After three disastrous October starts for quarterback Greyson Lambert, Mark Richt decided to make a change and roll with junior Faton Bauta, who made his first career start against Florida. Though Bauta showed some (to be generous) flashes of talent, he ended with an ugly line: 15-of-33 for 154 yards and four interceptions. With the loss of star running back Nick Chubb, it is imperative for Georgia to find some semblance of a passing game against Kentucky to open up the running game. The Bulldogs were held to a season-low 69 rushing yards against Florida, but Kentucky’s rushing defense is a much friendlier matchup, allowing 182.3 yards per game on the ground. If Bauta, or whomever gets the start for Georgia on Saturday, can complete some passes downfield, running backs Sony Michel, Keith Marshall and Brendan Douglas should have an easier time establishing the run. Also, if Bauta is the guy for the Bulldogs on Saturday, perhaps Georgia offensive coordinator Brian Schottenheimer will consider calling plays geared toward his dual-threat capabilities.
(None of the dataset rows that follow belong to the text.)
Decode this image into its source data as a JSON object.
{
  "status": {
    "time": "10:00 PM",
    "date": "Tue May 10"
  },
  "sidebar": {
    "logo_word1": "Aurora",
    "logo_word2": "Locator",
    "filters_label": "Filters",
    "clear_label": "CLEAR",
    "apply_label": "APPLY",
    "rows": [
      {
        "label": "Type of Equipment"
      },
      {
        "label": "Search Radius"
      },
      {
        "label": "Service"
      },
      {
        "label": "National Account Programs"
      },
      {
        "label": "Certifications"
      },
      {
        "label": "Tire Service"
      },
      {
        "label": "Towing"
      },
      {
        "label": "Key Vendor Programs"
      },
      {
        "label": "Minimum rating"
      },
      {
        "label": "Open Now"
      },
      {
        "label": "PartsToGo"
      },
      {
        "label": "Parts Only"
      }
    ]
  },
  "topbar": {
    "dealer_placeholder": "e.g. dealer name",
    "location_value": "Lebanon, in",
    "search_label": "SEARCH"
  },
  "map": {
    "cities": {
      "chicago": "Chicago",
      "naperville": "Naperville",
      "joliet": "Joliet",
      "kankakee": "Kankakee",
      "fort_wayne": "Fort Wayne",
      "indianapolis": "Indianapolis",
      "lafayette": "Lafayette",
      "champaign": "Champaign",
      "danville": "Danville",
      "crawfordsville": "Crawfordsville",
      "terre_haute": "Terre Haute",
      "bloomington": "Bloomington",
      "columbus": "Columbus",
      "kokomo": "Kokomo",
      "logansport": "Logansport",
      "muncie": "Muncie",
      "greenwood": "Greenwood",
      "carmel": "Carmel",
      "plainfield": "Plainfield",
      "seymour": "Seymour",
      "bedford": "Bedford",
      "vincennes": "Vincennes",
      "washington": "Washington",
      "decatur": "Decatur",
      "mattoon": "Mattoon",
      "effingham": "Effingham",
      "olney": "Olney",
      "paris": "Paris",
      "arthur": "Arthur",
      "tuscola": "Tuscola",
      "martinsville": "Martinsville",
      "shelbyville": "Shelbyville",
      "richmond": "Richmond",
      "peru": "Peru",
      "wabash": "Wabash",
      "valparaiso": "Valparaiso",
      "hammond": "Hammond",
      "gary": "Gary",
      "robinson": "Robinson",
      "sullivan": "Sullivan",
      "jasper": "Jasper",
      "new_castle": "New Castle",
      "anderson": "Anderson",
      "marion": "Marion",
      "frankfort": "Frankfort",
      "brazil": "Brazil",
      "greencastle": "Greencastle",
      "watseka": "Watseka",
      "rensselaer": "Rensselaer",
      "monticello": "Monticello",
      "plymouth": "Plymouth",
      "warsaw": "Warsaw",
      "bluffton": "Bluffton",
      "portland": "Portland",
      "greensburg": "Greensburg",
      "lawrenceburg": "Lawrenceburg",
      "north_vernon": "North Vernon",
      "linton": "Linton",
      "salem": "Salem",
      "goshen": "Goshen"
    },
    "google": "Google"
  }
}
4. Eliminate offensive penalties
Georgia was only called for three penalties in Saturday’s loss to Florida, but two happened on their first offensive series, including a holding penalty on the first play from scrimmage, erasing a 29-yard run by Sony Michel. In the grand scheme of things, would this one play have made a huge difference in the game? Probably not. But the penalty certainly set the tone for the opening drive, which ended in a punt. That penalty was the epitome of a drive killer. Take a look at Georgia’s game against the Missouri Tigers – tied 3-3 with Georgia driving in Missouri territory, the Bulldogs were called for a false start on 3rd-and-1. On the next play, Greyson Lambert was sacked and the drive stalled, forcing a punt. The Bulldogs need to exercise discipline when they have the ball, especially when Georgia is struggling on third down, converting just 23 of 93 (31.2 percent) third downs this season.
5. Win the special teams battle
Against Florida, Georgia started to fall apart after a huge special teams miscue, where punt returner Reggie Davis failed to catch a punt and Florida recovered it in the end zone for a touchdown. Before that play, Georgia’s defense was keeping them in the game. Special teams mistakes can shift momentum in a hurry. Kentucky can attest to that, too. In their game against Tennessee last week, the Wildcats gave up touchdowns on a kick return and a punt return, en route to a 52-21 loss at home. Georgia kicker Marshall Morgan has been pretty solid this season, hitting 10-of-14 field goals, but where Georgia has really struggled is in kick return coverage and punting. It has been so bad, scholarship punter Colin Barber has seemingly been benched for backup quarterback Brice Ramsey. Yes, you read that right. For Georgia to win Saturday, it is crucial for them to win the field position battle, and that all starts with special teams.
Georgia has beaten Kentucky five years in a row and lead the series 54-12-2 overall. That’s a ton of success against one team. But this Georgia team has more question marks, especially on offense, than in most years, meaning this game could go either way. If Georgia has success passing the ball, this game could be a blowout. If they struggle like they have in recent games, it will likely be close. Don’t expect Kentucky to bottle up Sony Michel like Florida and Missouri did – the run game will be fine. Both Kentucky and Georgia are desperate for a win, which means anything could happen. Mark Richt better hope the breaks go his way, or this could be one of his last games coaching “between the hedges” in Athens.
Georgia wins: 24-17